EXERCISE DESCRIPTION:
Make an exact copy of the entries, taking out every picture.

DATA FOR THIS TASK:
====================
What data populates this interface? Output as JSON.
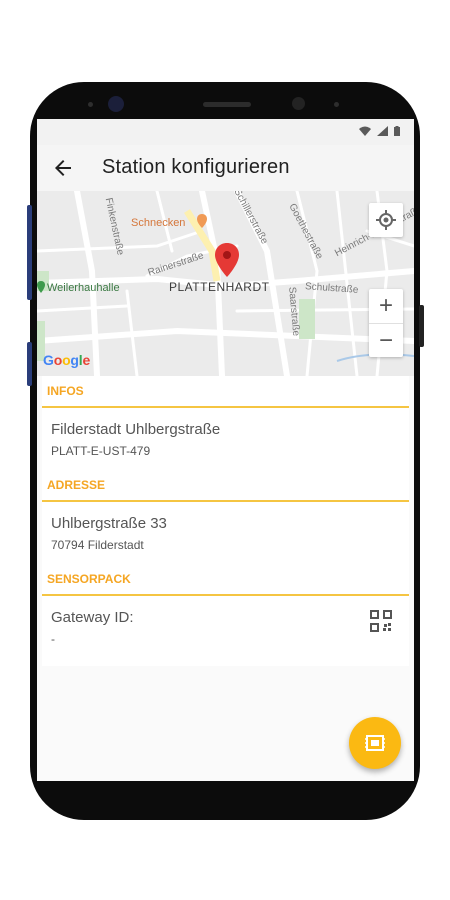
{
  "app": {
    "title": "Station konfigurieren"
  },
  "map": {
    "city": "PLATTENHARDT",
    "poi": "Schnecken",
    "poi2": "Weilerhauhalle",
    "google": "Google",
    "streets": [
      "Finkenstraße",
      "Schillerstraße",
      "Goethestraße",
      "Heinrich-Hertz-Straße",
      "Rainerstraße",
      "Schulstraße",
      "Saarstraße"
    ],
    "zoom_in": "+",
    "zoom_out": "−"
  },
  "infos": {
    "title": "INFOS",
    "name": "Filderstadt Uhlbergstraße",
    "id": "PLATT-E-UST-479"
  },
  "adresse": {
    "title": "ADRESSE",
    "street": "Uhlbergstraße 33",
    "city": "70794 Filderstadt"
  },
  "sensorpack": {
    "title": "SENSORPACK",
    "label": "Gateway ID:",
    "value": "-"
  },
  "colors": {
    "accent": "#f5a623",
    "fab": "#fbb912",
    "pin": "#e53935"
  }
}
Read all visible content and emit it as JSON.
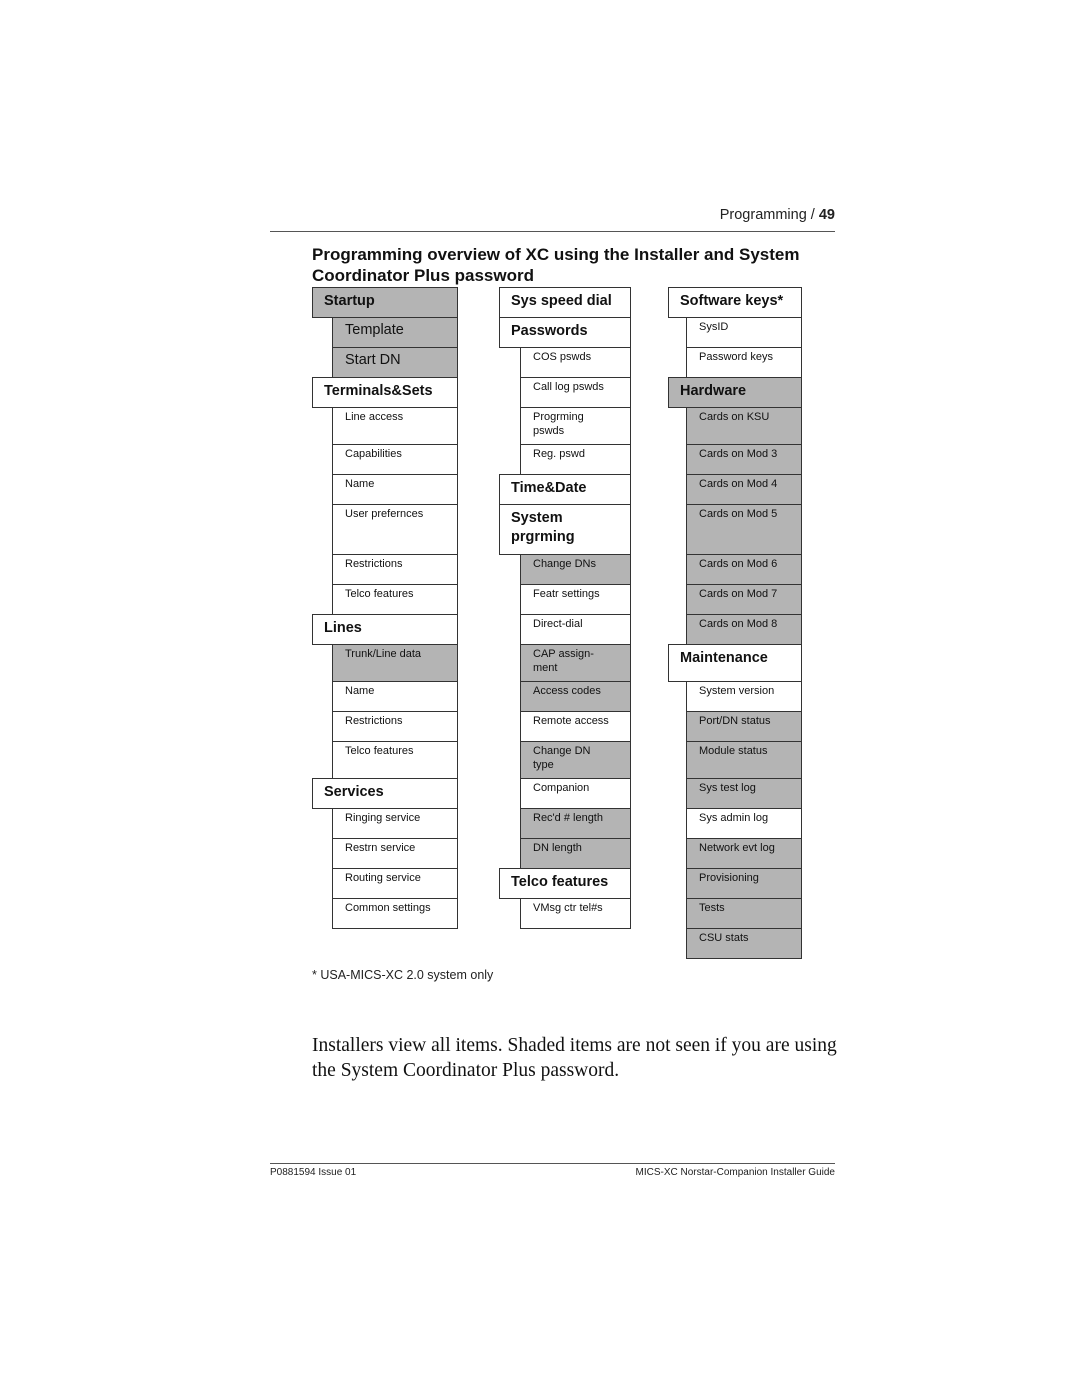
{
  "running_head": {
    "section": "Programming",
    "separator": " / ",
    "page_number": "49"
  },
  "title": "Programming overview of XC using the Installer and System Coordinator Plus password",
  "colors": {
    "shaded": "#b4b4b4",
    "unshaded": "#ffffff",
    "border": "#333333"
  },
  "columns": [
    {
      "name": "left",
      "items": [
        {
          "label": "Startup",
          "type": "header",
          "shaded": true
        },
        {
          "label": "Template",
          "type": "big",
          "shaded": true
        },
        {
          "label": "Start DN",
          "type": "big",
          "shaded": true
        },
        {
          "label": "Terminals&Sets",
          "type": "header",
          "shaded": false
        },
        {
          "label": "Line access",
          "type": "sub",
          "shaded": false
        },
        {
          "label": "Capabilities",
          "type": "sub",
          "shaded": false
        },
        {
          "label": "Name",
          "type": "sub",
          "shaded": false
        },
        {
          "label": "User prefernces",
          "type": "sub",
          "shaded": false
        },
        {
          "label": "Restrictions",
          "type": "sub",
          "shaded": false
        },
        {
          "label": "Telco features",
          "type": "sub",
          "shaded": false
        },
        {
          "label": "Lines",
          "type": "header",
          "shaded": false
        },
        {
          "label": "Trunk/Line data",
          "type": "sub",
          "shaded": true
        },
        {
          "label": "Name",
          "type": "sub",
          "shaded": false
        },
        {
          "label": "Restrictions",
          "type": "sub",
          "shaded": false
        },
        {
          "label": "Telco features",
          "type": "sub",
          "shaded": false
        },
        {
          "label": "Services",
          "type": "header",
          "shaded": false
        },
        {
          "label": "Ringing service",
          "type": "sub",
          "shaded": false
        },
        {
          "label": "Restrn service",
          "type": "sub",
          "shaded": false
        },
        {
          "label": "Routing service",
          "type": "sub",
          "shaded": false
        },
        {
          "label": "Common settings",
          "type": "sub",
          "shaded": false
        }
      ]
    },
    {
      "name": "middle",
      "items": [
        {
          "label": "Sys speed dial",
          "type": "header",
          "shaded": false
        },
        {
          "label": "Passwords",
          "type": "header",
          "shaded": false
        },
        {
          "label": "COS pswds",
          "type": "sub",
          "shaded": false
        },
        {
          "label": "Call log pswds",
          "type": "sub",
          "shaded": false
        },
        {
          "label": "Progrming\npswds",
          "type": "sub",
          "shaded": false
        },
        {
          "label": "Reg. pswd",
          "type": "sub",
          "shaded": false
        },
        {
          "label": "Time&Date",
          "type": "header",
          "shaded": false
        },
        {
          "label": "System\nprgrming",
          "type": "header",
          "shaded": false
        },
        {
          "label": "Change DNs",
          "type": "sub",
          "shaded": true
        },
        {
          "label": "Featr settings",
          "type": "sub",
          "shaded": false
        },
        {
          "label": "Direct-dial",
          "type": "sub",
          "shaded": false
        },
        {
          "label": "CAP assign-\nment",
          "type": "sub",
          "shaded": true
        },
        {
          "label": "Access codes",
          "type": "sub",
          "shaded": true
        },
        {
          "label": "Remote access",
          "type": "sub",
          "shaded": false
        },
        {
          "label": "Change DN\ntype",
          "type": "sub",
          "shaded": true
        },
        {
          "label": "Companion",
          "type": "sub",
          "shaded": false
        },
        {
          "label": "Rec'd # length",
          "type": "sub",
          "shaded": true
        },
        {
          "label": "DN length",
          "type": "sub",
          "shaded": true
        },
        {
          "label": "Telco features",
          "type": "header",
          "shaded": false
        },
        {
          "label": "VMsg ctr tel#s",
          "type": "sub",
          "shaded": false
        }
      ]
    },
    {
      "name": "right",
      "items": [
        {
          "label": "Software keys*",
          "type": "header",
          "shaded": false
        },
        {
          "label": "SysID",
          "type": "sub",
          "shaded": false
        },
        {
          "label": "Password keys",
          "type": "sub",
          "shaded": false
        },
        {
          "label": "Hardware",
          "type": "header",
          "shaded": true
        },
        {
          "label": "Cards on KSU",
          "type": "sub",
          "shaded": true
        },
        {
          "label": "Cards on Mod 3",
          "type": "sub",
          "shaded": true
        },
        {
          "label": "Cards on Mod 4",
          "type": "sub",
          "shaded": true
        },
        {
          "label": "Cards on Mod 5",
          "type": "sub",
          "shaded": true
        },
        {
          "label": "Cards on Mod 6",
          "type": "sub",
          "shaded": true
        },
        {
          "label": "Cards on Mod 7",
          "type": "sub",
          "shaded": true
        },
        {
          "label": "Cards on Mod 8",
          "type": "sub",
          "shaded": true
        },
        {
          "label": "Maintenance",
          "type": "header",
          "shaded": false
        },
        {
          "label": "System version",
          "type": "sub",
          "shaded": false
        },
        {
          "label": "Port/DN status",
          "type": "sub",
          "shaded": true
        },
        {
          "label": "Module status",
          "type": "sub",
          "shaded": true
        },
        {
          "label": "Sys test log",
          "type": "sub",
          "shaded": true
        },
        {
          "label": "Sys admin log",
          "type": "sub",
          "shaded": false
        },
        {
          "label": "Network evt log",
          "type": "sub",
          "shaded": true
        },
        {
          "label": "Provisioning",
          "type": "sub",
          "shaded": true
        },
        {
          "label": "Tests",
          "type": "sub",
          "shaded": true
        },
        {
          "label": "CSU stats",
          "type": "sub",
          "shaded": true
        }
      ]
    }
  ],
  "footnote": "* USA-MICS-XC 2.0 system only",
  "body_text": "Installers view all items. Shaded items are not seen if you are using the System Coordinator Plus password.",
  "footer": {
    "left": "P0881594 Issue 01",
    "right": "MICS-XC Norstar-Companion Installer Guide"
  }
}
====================
ANSWER TO THIS PROBLEM:
What data populates this interface? Output as JSON.
{
  "app": {
    "title": "Station konfigurieren"
  },
  "map": {
    "city": "PLATTENHARDT",
    "poi": "Schnecken",
    "poi2": "Weilerhauhalle",
    "google": "Google",
    "streets": [
      "Finkenstraße",
      "Schillerstraße",
      "Goethestraße",
      "Heinrich-Hertz-Straße",
      "Rainerstraße",
      "Schulstraße",
      "Saarstraße"
    ],
    "zoom_in": "+",
    "zoom_out": "−"
  },
  "infos": {
    "title": "INFOS",
    "name": "Filderstadt Uhlbergstraße",
    "id": "PLATT-E-UST-479"
  },
  "adresse": {
    "title": "ADRESSE",
    "street": "Uhlbergstraße 33",
    "city": "70794 Filderstadt"
  },
  "sensorpack": {
    "title": "SENSORPACK",
    "label": "Gateway ID:",
    "value": "-"
  },
  "colors": {
    "accent": "#f5a623",
    "fab": "#fbb912",
    "pin": "#e53935"
  }
}
Read all visible content and emit it as JSON.
{
  "running_head": {
    "section": "Programming",
    "separator": " / ",
    "page_number": "49"
  },
  "title": "Programming overview of XC using the Installer and System Coordinator Plus password",
  "colors": {
    "shaded": "#b4b4b4",
    "unshaded": "#ffffff",
    "border": "#333333"
  },
  "columns": [
    {
      "name": "left",
      "items": [
        {
          "label": "Startup",
          "type": "header",
          "shaded": true
        },
        {
          "label": "Template",
          "type": "big",
          "shaded": true
        },
        {
          "label": "Start DN",
          "type": "big",
          "shaded": true
        },
        {
          "label": "Terminals&Sets",
          "type": "header",
          "shaded": false
        },
        {
          "label": "Line access",
          "type": "sub",
          "shaded": false
        },
        {
          "label": "Capabilities",
          "type": "sub",
          "shaded": false
        },
        {
          "label": "Name",
          "type": "sub",
          "shaded": false
        },
        {
          "label": "User prefernces",
          "type": "sub",
          "shaded": false
        },
        {
          "label": "Restrictions",
          "type": "sub",
          "shaded": false
        },
        {
          "label": "Telco features",
          "type": "sub",
          "shaded": false
        },
        {
          "label": "Lines",
          "type": "header",
          "shaded": false
        },
        {
          "label": "Trunk/Line data",
          "type": "sub",
          "shaded": true
        },
        {
          "label": "Name",
          "type": "sub",
          "shaded": false
        },
        {
          "label": "Restrictions",
          "type": "sub",
          "shaded": false
        },
        {
          "label": "Telco features",
          "type": "sub",
          "shaded": false
        },
        {
          "label": "Services",
          "type": "header",
          "shaded": false
        },
        {
          "label": "Ringing service",
          "type": "sub",
          "shaded": false
        },
        {
          "label": "Restrn service",
          "type": "sub",
          "shaded": false
        },
        {
          "label": "Routing service",
          "type": "sub",
          "shaded": false
        },
        {
          "label": "Common settings",
          "type": "sub",
          "shaded": false
        }
      ]
    },
    {
      "name": "middle",
      "items": [
        {
          "label": "Sys speed dial",
          "type": "header",
          "shaded": false
        },
        {
          "label": "Passwords",
          "type": "header",
          "shaded": false
        },
        {
          "label": "COS pswds",
          "type": "sub",
          "shaded": false
        },
        {
          "label": "Call log pswds",
          "type": "sub",
          "shaded": false
        },
        {
          "label": "Progrming\npswds",
          "type": "sub",
          "shaded": false
        },
        {
          "label": "Reg. pswd",
          "type": "sub",
          "shaded": false
        },
        {
          "label": "Time&Date",
          "type": "header",
          "shaded": false
        },
        {
          "label": "System\nprgrming",
          "type": "header",
          "shaded": false
        },
        {
          "label": "Change DNs",
          "type": "sub",
          "shaded": true
        },
        {
          "label": "Featr settings",
          "type": "sub",
          "shaded": false
        },
        {
          "label": "Direct-dial",
          "type": "sub",
          "shaded": false
        },
        {
          "label": "CAP assign-\nment",
          "type": "sub",
          "shaded": true
        },
        {
          "label": "Access codes",
          "type": "sub",
          "shaded": true
        },
        {
          "label": "Remote access",
          "type": "sub",
          "shaded": false
        },
        {
          "label": "Change DN\ntype",
          "type": "sub",
          "shaded": true
        },
        {
          "label": "Companion",
          "type": "sub",
          "shaded": false
        },
        {
          "label": "Rec'd # length",
          "type": "sub",
          "shaded": true
        },
        {
          "label": "DN length",
          "type": "sub",
          "shaded": true
        },
        {
          "label": "Telco features",
          "type": "header",
          "shaded": false
        },
        {
          "label": "VMsg ctr tel#s",
          "type": "sub",
          "shaded": false
        }
      ]
    },
    {
      "name": "right",
      "items": [
        {
          "label": "Software keys*",
          "type": "header",
          "shaded": false
        },
        {
          "label": "SysID",
          "type": "sub",
          "shaded": false
        },
        {
          "label": "Password keys",
          "type": "sub",
          "shaded": false
        },
        {
          "label": "Hardware",
          "type": "header",
          "shaded": true
        },
        {
          "label": "Cards on KSU",
          "type": "sub",
          "shaded": true
        },
        {
          "label": "Cards on Mod 3",
          "type": "sub",
          "shaded": true
        },
        {
          "label": "Cards on Mod 4",
          "type": "sub",
          "shaded": true
        },
        {
          "label": "Cards on Mod 5",
          "type": "sub",
          "shaded": true
        },
        {
          "label": "Cards on Mod 6",
          "type": "sub",
          "shaded": true
        },
        {
          "label": "Cards on Mod 7",
          "type": "sub",
          "shaded": true
        },
        {
          "label": "Cards on Mod 8",
          "type": "sub",
          "shaded": true
        },
        {
          "label": "Maintenance",
          "type": "header",
          "shaded": false
        },
        {
          "label": "System version",
          "type": "sub",
          "shaded": false
        },
        {
          "label": "Port/DN status",
          "type": "sub",
          "shaded": true
        },
        {
          "label": "Module status",
          "type": "sub",
          "shaded": true
        },
        {
          "label": "Sys test log",
          "type": "sub",
          "shaded": true
        },
        {
          "label": "Sys admin log",
          "type": "sub",
          "shaded": false
        },
        {
          "label": "Network evt log",
          "type": "sub",
          "shaded": true
        },
        {
          "label": "Provisioning",
          "type": "sub",
          "shaded": true
        },
        {
          "label": "Tests",
          "type": "sub",
          "shaded": true
        },
        {
          "label": "CSU stats",
          "type": "sub",
          "shaded": true
        }
      ]
    }
  ],
  "footnote": "* USA-MICS-XC 2.0 system only",
  "body_text": "Installers view all items. Shaded items are not seen if you are using the System Coordinator Plus password.",
  "footer": {
    "left": "P0881594 Issue 01",
    "right": "MICS-XC Norstar-Companion Installer Guide"
  }
}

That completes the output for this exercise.